Even for schools who are in a bit of a rush, there’s resources online and the online donation platform, so you don’t even need the physical sponsorship cards if you don’t want them.
How else do you build a reading for pleasure culture in your school?
Two of the big things are getting staff on board and getting parents involved.
We have ‘I am reading’ posters around the school. I asked staff, office staff as well as teaching staff, to have a poster on their classroom or office door with a picture of what they’re reading and a little blurb about it. You’d be surprised by how much conversation that generates between staff and students, staff and staff, students and students, like “Oh that book looks good Miss”, or “Oh I’m reading this”. I also like to make sure DEAR (Drop Everything and Read) time is followed by all staff. It can be disheartening to see staff using that time to check emails or set lessons up. Teachers really are role models, and it’s important that they are role models for reading. When students go from primary school where they’re learning to read, into secondary school where they’re reading to learn, there’s a massive gap there. It’s so important to have reading role models and literacy that helps across all subjects. You have to really embed that reading for pleasure across the school.
At home, our kids and our adults don’t really have access to books, and parents don’t often come into school – there’s sometimes a bit of a negative relationship with school from when they were kids. I kind of want to bridge that gap with reading for pleasure. Something I’ve done is invite parents in for reading workshops. There’s an awkwardness though, as you might be seen as telling them they can’t read or they’re not parenting correctly, so you have to be sensitive. It’s great to deliver these workshops as part of a whole school approach of ‘how to support your child with…’ for different subjects and topics, and then bring literacy in there.”
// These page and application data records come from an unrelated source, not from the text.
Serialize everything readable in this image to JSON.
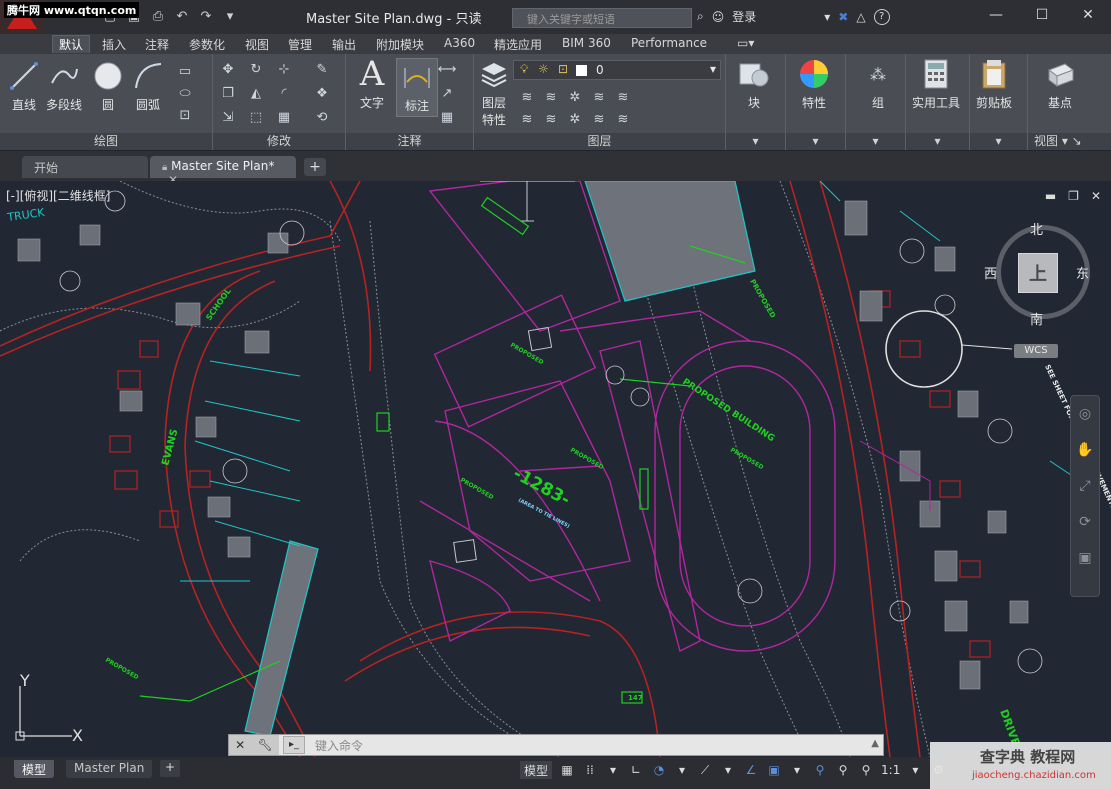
{
  "watermark_top": "腾牛网 www.qtqn.com",
  "title": {
    "document": "Master Site Plan.dwg - 只读",
    "search_placeholder": "键入关键字或短语",
    "login": "登录",
    "help": "?"
  },
  "ribbon_tabs": [
    "默认",
    "插入",
    "注释",
    "参数化",
    "视图",
    "管理",
    "输出",
    "附加模块",
    "A360",
    "精选应用",
    "BIM 360",
    "Performance"
  ],
  "ribbon": {
    "draw": {
      "label": "绘图",
      "tools": [
        "直线",
        "多段线",
        "圆",
        "圆弧"
      ]
    },
    "modify": {
      "label": "修改"
    },
    "annotation": {
      "label": "注释",
      "tools": [
        "文字",
        "标注"
      ]
    },
    "layers": {
      "label": "图层",
      "tool": "图层特性",
      "current_layer": "0"
    },
    "block": {
      "label": "块"
    },
    "properties": {
      "label": "特性"
    },
    "group": {
      "label": "组"
    },
    "utilities": {
      "label": "实用工具"
    },
    "clipboard": {
      "label": "剪贴板"
    },
    "base": {
      "label": "基点"
    },
    "view": {
      "label": "视图"
    }
  },
  "file_tabs": {
    "start": "开始",
    "current": "Master Site Plan*"
  },
  "viewport": {
    "label": "[-][俯视][二维线框]",
    "viewcube": {
      "north": "北",
      "south": "南",
      "east": "东",
      "west": "西",
      "face": "上"
    },
    "wcs": "WCS"
  },
  "drawing_text": {
    "label_1283": "-1283-",
    "label_area": "(AREA TO TIE LINES)",
    "label_147": "147",
    "proposed_building": "PROPOSED BUILDING",
    "drive": "DRIVE",
    "see_sheet": "SEE SHEET FOR LIST OF IMPROVEMENTS"
  },
  "ucs": {
    "x": "X",
    "y": "Y"
  },
  "command": {
    "placeholder": "键入命令"
  },
  "status": {
    "model_tab": "模型",
    "layout_tab": "Master Plan",
    "model_button": "模型",
    "scale": "1:1"
  },
  "watermark_bottom": {
    "title": "查字典 教程网",
    "url": "jiaocheng.chazidian.com"
  },
  "colors": {
    "accent": "#5d8edb",
    "magenta": "#b0279e",
    "green": "#21d021",
    "cyan": "#1ec7c7",
    "red": "#b52323"
  }
}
Katie is an active ambassador for Readathon on social media and online.
You can find Katie’s blog here: https://leadingliteracy.school.blog/
She is also active on Twitter.